- Requirement
Report each line from the entries in which "images" can be found.

- Input material
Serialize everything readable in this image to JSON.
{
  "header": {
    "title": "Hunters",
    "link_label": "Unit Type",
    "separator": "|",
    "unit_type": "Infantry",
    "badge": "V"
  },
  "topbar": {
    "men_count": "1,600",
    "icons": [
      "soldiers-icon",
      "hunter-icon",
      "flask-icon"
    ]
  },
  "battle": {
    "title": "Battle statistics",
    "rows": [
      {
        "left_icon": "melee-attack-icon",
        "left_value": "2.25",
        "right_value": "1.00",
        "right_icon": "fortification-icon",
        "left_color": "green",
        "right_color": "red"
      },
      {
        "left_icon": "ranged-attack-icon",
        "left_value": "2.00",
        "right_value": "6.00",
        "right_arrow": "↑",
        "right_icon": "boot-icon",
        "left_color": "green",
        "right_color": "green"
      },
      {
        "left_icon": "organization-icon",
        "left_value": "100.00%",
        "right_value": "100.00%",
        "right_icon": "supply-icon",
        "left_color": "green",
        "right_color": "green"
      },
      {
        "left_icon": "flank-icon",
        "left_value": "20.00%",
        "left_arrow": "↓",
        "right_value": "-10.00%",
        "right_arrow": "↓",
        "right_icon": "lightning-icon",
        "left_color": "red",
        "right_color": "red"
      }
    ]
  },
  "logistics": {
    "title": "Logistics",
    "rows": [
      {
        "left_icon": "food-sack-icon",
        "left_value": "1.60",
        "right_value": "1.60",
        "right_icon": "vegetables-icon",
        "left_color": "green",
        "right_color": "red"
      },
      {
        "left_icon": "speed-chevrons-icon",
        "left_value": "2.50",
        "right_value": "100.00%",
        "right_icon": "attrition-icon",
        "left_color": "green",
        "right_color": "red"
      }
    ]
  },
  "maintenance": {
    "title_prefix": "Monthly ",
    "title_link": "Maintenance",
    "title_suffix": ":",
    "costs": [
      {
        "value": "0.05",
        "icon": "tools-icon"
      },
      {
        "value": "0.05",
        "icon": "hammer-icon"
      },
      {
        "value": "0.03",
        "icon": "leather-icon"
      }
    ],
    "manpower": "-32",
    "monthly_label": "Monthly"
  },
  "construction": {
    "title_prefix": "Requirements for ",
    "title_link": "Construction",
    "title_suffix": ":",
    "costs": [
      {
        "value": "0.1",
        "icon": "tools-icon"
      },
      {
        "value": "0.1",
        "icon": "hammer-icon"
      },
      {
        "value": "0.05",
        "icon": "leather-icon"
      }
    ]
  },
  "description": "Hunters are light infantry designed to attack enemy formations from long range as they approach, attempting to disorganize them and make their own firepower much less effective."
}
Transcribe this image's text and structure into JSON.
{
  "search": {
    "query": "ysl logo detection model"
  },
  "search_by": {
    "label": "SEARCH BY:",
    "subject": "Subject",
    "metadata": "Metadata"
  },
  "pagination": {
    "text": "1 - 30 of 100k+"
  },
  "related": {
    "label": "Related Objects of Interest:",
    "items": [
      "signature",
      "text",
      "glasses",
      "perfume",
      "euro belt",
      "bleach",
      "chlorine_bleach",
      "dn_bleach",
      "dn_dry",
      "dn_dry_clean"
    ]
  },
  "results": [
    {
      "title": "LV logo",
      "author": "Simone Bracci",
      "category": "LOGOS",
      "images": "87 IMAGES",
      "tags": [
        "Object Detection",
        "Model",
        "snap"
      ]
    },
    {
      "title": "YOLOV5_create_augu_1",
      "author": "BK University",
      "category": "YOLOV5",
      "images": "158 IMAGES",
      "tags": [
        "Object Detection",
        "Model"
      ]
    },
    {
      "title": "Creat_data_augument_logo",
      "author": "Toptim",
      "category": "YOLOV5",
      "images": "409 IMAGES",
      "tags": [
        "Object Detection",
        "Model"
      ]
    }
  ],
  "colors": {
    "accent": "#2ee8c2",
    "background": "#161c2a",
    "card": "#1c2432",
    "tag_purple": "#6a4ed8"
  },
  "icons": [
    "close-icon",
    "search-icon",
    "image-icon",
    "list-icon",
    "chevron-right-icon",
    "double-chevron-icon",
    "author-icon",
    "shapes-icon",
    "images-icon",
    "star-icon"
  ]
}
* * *
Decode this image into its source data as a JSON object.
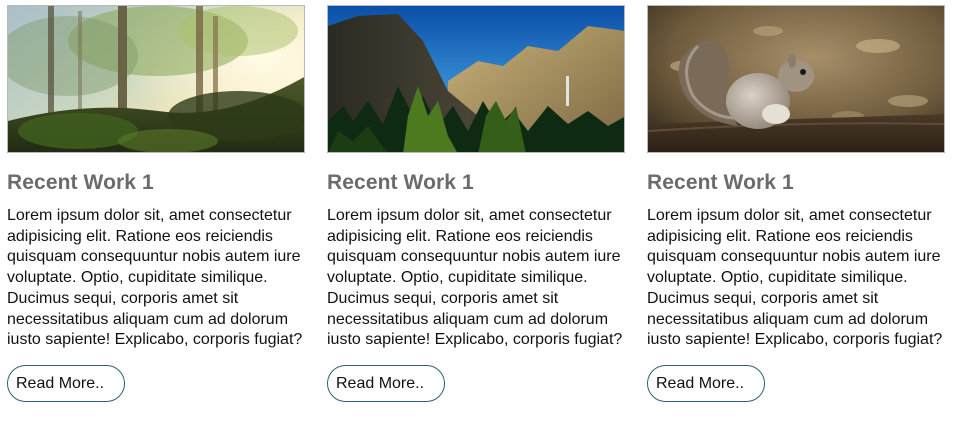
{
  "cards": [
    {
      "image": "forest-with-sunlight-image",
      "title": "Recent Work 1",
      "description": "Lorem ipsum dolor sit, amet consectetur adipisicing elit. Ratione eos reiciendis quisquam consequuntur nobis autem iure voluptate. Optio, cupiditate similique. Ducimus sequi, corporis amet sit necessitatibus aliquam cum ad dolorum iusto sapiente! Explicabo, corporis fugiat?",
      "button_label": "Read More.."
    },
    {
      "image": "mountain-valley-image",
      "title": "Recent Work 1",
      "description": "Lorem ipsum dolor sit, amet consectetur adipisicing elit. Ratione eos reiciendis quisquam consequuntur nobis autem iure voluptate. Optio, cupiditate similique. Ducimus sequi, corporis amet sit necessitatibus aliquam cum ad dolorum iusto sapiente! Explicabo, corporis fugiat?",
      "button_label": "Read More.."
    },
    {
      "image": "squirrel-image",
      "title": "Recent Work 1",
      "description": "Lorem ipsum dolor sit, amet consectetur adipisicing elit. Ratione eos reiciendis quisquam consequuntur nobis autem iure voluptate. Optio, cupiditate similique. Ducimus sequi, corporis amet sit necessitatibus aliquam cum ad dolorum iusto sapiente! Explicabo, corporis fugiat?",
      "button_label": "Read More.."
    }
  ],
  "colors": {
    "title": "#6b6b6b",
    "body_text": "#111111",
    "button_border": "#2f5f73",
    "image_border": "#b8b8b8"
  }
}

- Task result
      "images": "87 IMAGES",
      "images": "158 IMAGES",
      "images": "409 IMAGES",
    "images-icon",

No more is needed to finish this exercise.